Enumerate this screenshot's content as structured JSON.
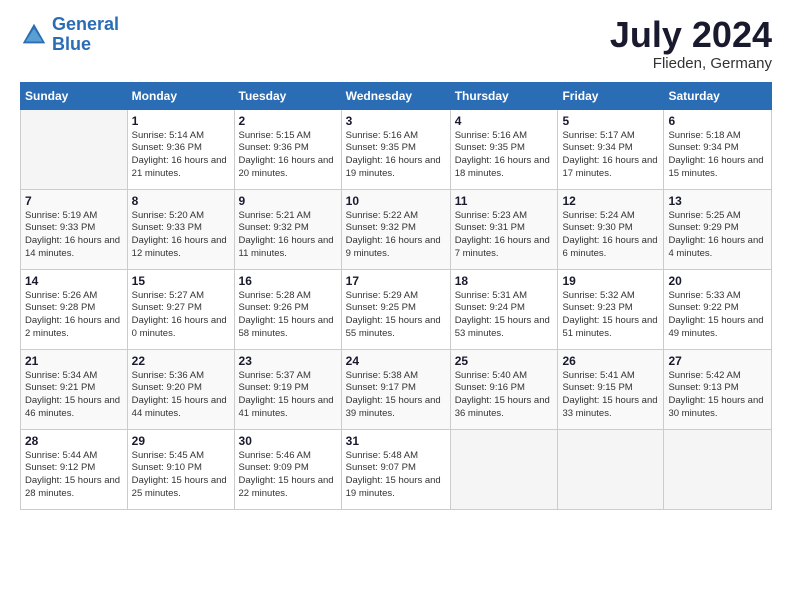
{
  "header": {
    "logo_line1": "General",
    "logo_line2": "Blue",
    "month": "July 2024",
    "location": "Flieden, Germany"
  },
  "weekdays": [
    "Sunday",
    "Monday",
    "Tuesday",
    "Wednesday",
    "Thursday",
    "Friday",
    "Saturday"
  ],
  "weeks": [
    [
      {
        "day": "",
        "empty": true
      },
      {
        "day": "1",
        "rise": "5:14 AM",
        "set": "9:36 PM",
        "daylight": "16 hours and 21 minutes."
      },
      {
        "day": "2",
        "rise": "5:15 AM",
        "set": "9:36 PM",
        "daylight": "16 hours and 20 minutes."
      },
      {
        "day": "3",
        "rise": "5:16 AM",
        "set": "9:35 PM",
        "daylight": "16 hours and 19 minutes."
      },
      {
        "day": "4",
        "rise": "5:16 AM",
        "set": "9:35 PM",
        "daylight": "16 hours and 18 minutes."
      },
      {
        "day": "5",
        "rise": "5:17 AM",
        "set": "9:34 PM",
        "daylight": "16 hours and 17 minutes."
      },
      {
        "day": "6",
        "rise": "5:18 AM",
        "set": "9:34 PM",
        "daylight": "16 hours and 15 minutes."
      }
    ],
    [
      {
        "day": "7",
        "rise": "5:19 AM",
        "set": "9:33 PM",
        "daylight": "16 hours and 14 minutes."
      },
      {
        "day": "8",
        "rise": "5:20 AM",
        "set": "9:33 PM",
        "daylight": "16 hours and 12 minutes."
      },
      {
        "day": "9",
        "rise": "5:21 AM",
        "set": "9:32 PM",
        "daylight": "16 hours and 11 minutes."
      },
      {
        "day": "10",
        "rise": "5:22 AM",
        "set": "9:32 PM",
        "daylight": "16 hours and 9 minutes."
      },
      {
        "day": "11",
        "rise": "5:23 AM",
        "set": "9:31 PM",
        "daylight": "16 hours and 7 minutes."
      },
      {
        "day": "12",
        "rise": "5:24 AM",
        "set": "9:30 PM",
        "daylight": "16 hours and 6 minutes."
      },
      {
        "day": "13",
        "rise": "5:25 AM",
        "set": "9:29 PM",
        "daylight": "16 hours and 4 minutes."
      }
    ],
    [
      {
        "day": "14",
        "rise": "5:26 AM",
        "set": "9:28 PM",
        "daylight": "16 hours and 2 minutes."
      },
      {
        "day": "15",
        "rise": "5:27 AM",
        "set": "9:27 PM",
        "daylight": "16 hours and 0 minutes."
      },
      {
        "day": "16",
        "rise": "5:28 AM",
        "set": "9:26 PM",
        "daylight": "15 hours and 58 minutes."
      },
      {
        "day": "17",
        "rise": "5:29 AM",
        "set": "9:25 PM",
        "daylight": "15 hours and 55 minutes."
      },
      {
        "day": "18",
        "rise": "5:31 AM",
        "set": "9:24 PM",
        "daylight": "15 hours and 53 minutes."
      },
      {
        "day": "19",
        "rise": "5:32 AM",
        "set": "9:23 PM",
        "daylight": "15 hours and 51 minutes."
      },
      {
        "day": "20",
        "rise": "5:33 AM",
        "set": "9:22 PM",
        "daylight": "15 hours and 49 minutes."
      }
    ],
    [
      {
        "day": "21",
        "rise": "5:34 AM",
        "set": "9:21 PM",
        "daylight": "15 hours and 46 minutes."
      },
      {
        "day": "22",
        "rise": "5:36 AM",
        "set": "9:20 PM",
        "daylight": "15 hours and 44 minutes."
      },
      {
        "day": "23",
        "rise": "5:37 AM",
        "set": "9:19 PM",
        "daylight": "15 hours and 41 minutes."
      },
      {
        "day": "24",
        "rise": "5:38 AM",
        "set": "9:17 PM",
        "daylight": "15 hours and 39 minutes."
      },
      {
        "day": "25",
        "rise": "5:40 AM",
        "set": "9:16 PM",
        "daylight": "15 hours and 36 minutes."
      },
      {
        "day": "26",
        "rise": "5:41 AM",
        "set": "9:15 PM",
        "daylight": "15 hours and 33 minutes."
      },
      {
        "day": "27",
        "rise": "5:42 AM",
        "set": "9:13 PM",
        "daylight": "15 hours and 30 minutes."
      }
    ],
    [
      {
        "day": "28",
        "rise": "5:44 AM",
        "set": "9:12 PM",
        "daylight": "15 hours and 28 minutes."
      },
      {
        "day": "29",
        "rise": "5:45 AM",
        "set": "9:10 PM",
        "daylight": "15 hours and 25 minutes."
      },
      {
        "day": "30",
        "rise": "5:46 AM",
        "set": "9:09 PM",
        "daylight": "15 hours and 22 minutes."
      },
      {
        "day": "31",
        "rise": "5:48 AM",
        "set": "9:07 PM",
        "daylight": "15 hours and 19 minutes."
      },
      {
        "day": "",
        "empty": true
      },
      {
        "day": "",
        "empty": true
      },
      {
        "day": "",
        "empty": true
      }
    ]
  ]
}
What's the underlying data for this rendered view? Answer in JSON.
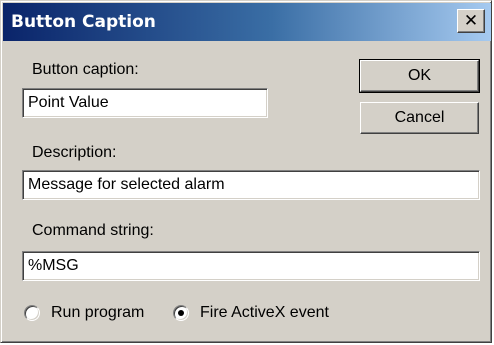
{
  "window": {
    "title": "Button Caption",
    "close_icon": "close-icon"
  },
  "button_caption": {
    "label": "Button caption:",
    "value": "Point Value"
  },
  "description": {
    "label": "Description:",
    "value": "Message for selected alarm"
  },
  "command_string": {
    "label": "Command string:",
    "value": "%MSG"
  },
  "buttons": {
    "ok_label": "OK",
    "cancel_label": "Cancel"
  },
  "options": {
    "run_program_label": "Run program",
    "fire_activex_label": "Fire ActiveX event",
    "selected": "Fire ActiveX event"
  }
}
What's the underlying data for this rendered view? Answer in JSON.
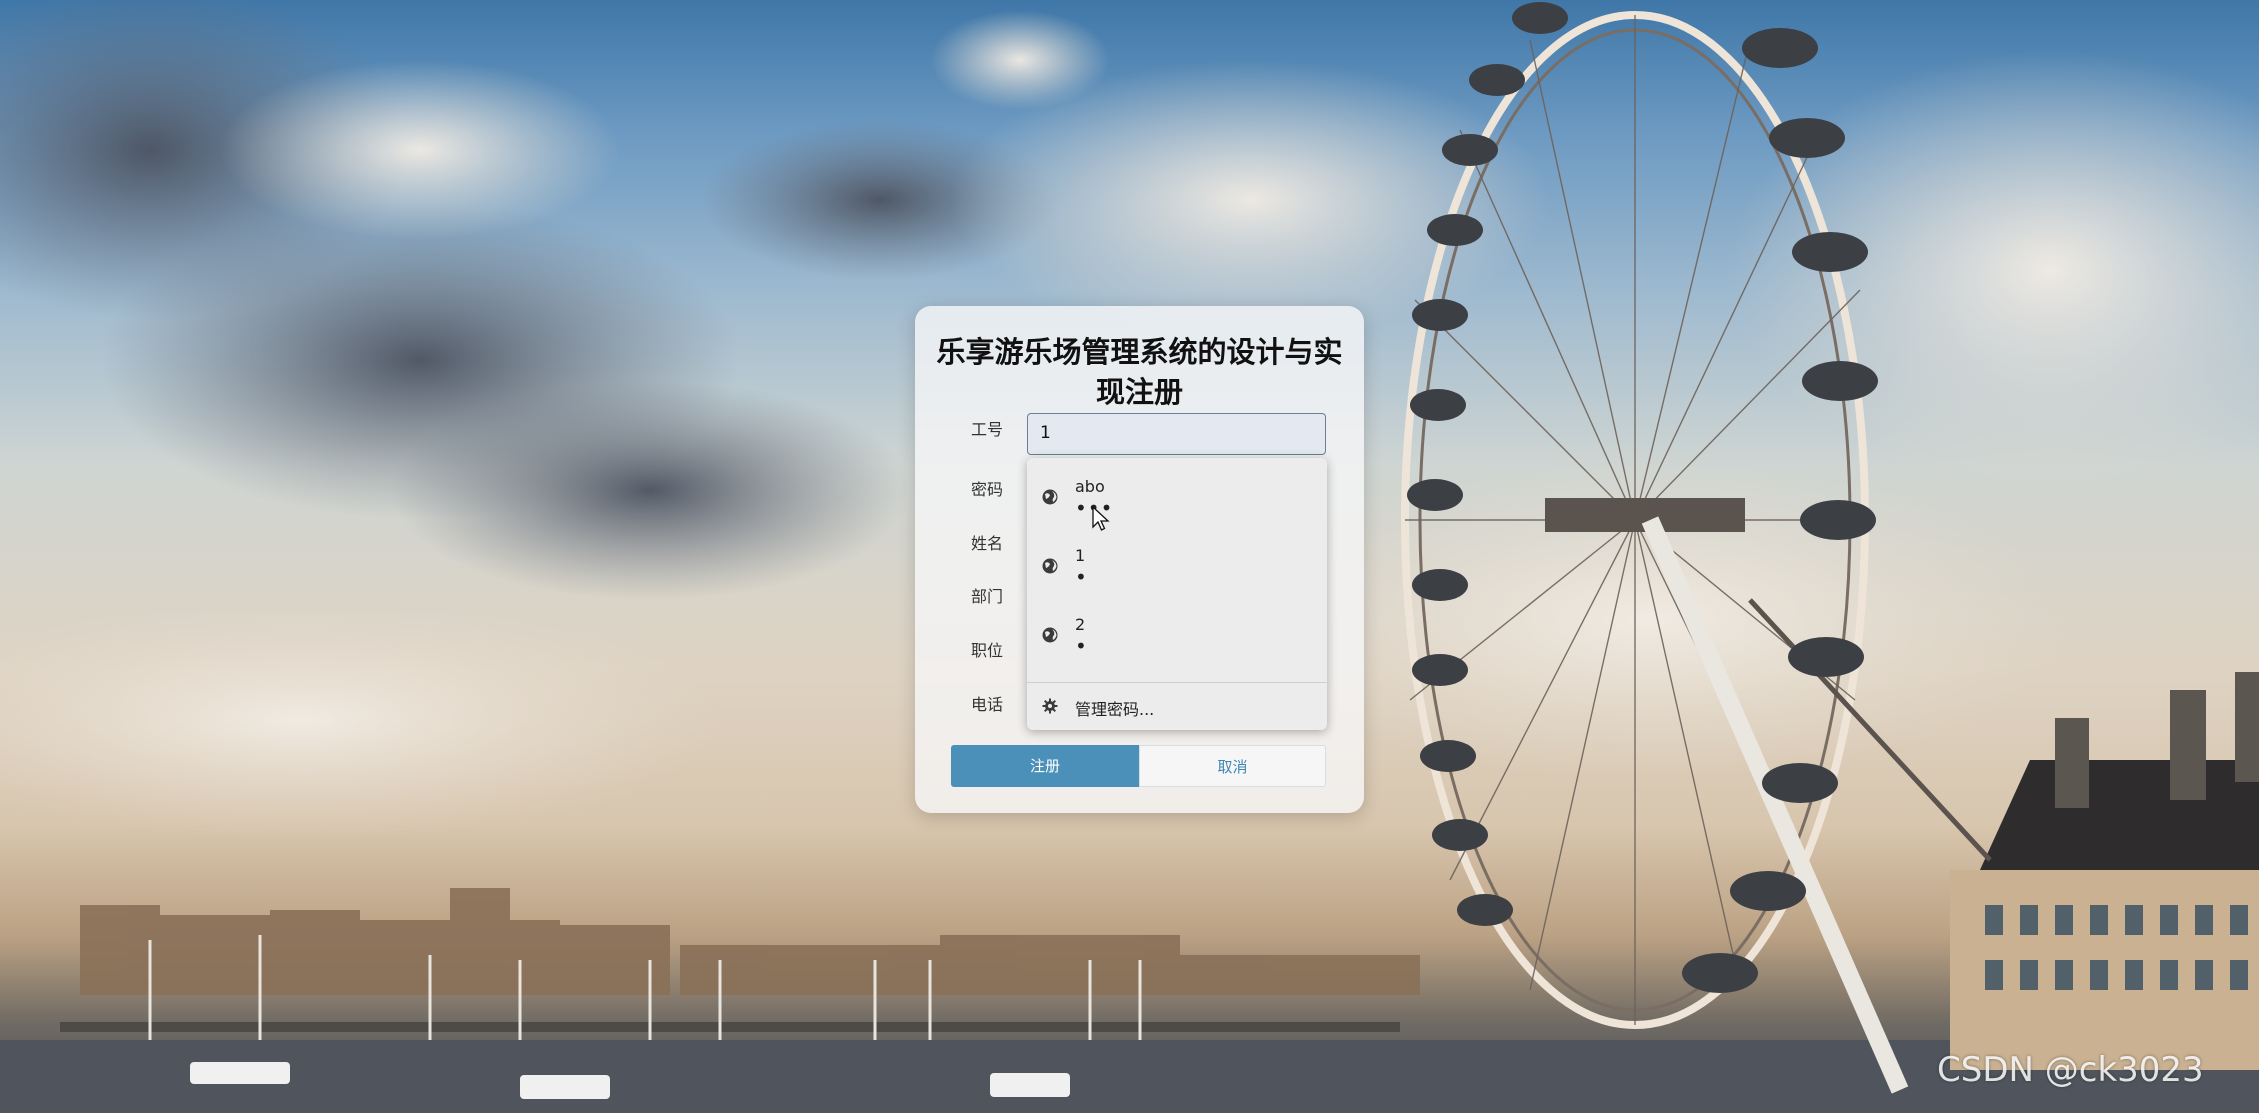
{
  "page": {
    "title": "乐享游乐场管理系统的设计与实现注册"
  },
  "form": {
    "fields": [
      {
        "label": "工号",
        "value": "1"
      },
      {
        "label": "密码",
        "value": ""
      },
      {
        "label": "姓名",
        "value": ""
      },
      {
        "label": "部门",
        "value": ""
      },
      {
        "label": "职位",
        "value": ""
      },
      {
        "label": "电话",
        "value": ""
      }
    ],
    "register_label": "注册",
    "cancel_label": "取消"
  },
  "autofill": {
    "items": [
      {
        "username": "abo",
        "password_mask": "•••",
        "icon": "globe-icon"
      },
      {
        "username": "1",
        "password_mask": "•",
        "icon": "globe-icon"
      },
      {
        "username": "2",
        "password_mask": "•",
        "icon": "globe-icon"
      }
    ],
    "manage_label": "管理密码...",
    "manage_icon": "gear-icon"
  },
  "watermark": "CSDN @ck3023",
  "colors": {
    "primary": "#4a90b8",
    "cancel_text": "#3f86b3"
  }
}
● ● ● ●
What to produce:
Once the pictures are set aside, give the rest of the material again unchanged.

Output for this task:
Enumerate this screenshot's content as structured JSON.
{
  "header": {
    "logo_line1": "General",
    "logo_line2": "Blue",
    "month": "July 2024",
    "location": "Flieden, Germany"
  },
  "weekdays": [
    "Sunday",
    "Monday",
    "Tuesday",
    "Wednesday",
    "Thursday",
    "Friday",
    "Saturday"
  ],
  "weeks": [
    [
      {
        "day": "",
        "empty": true
      },
      {
        "day": "1",
        "rise": "5:14 AM",
        "set": "9:36 PM",
        "daylight": "16 hours and 21 minutes."
      },
      {
        "day": "2",
        "rise": "5:15 AM",
        "set": "9:36 PM",
        "daylight": "16 hours and 20 minutes."
      },
      {
        "day": "3",
        "rise": "5:16 AM",
        "set": "9:35 PM",
        "daylight": "16 hours and 19 minutes."
      },
      {
        "day": "4",
        "rise": "5:16 AM",
        "set": "9:35 PM",
        "daylight": "16 hours and 18 minutes."
      },
      {
        "day": "5",
        "rise": "5:17 AM",
        "set": "9:34 PM",
        "daylight": "16 hours and 17 minutes."
      },
      {
        "day": "6",
        "rise": "5:18 AM",
        "set": "9:34 PM",
        "daylight": "16 hours and 15 minutes."
      }
    ],
    [
      {
        "day": "7",
        "rise": "5:19 AM",
        "set": "9:33 PM",
        "daylight": "16 hours and 14 minutes."
      },
      {
        "day": "8",
        "rise": "5:20 AM",
        "set": "9:33 PM",
        "daylight": "16 hours and 12 minutes."
      },
      {
        "day": "9",
        "rise": "5:21 AM",
        "set": "9:32 PM",
        "daylight": "16 hours and 11 minutes."
      },
      {
        "day": "10",
        "rise": "5:22 AM",
        "set": "9:32 PM",
        "daylight": "16 hours and 9 minutes."
      },
      {
        "day": "11",
        "rise": "5:23 AM",
        "set": "9:31 PM",
        "daylight": "16 hours and 7 minutes."
      },
      {
        "day": "12",
        "rise": "5:24 AM",
        "set": "9:30 PM",
        "daylight": "16 hours and 6 minutes."
      },
      {
        "day": "13",
        "rise": "5:25 AM",
        "set": "9:29 PM",
        "daylight": "16 hours and 4 minutes."
      }
    ],
    [
      {
        "day": "14",
        "rise": "5:26 AM",
        "set": "9:28 PM",
        "daylight": "16 hours and 2 minutes."
      },
      {
        "day": "15",
        "rise": "5:27 AM",
        "set": "9:27 PM",
        "daylight": "16 hours and 0 minutes."
      },
      {
        "day": "16",
        "rise": "5:28 AM",
        "set": "9:26 PM",
        "daylight": "15 hours and 58 minutes."
      },
      {
        "day": "17",
        "rise": "5:29 AM",
        "set": "9:25 PM",
        "daylight": "15 hours and 55 minutes."
      },
      {
        "day": "18",
        "rise": "5:31 AM",
        "set": "9:24 PM",
        "daylight": "15 hours and 53 minutes."
      },
      {
        "day": "19",
        "rise": "5:32 AM",
        "set": "9:23 PM",
        "daylight": "15 hours and 51 minutes."
      },
      {
        "day": "20",
        "rise": "5:33 AM",
        "set": "9:22 PM",
        "daylight": "15 hours and 49 minutes."
      }
    ],
    [
      {
        "day": "21",
        "rise": "5:34 AM",
        "set": "9:21 PM",
        "daylight": "15 hours and 46 minutes."
      },
      {
        "day": "22",
        "rise": "5:36 AM",
        "set": "9:20 PM",
        "daylight": "15 hours and 44 minutes."
      },
      {
        "day": "23",
        "rise": "5:37 AM",
        "set": "9:19 PM",
        "daylight": "15 hours and 41 minutes."
      },
      {
        "day": "24",
        "rise": "5:38 AM",
        "set": "9:17 PM",
        "daylight": "15 hours and 39 minutes."
      },
      {
        "day": "25",
        "rise": "5:40 AM",
        "set": "9:16 PM",
        "daylight": "15 hours and 36 minutes."
      },
      {
        "day": "26",
        "rise": "5:41 AM",
        "set": "9:15 PM",
        "daylight": "15 hours and 33 minutes."
      },
      {
        "day": "27",
        "rise": "5:42 AM",
        "set": "9:13 PM",
        "daylight": "15 hours and 30 minutes."
      }
    ],
    [
      {
        "day": "28",
        "rise": "5:44 AM",
        "set": "9:12 PM",
        "daylight": "15 hours and 28 minutes."
      },
      {
        "day": "29",
        "rise": "5:45 AM",
        "set": "9:10 PM",
        "daylight": "15 hours and 25 minutes."
      },
      {
        "day": "30",
        "rise": "5:46 AM",
        "set": "9:09 PM",
        "daylight": "15 hours and 22 minutes."
      },
      {
        "day": "31",
        "rise": "5:48 AM",
        "set": "9:07 PM",
        "daylight": "15 hours and 19 minutes."
      },
      {
        "day": "",
        "empty": true
      },
      {
        "day": "",
        "empty": true
      },
      {
        "day": "",
        "empty": true
      }
    ]
  ]
}
What's the underlying data for this rendered view? Answer in JSON.
{
  "window": {
    "title": "Button Caption",
    "close_icon": "close-icon"
  },
  "button_caption": {
    "label": "Button caption:",
    "value": "Point Value"
  },
  "description": {
    "label": "Description:",
    "value": "Message for selected alarm"
  },
  "command_string": {
    "label": "Command string:",
    "value": "%MSG"
  },
  "buttons": {
    "ok_label": "OK",
    "cancel_label": "Cancel"
  },
  "options": {
    "run_program_label": "Run program",
    "fire_activex_label": "Fire ActiveX event",
    "selected": "Fire ActiveX event"
  }
}
What's the underlying data for this rendered view? Answer in JSON.
{
  "page": {
    "title": "乐享游乐场管理系统的设计与实现注册"
  },
  "form": {
    "fields": [
      {
        "label": "工号",
        "value": "1"
      },
      {
        "label": "密码",
        "value": ""
      },
      {
        "label": "姓名",
        "value": ""
      },
      {
        "label": "部门",
        "value": ""
      },
      {
        "label": "职位",
        "value": ""
      },
      {
        "label": "电话",
        "value": ""
      }
    ],
    "register_label": "注册",
    "cancel_label": "取消"
  },
  "autofill": {
    "items": [
      {
        "username": "abo",
        "password_mask": "•••",
        "icon": "globe-icon"
      },
      {
        "username": "1",
        "password_mask": "•",
        "icon": "globe-icon"
      },
      {
        "username": "2",
        "password_mask": "•",
        "icon": "globe-icon"
      }
    ],
    "manage_label": "管理密码...",
    "manage_icon": "gear-icon"
  },
  "watermark": "CSDN @ck3023",
  "colors": {
    "primary": "#4a90b8",
    "cancel_text": "#3f86b3"
  }
}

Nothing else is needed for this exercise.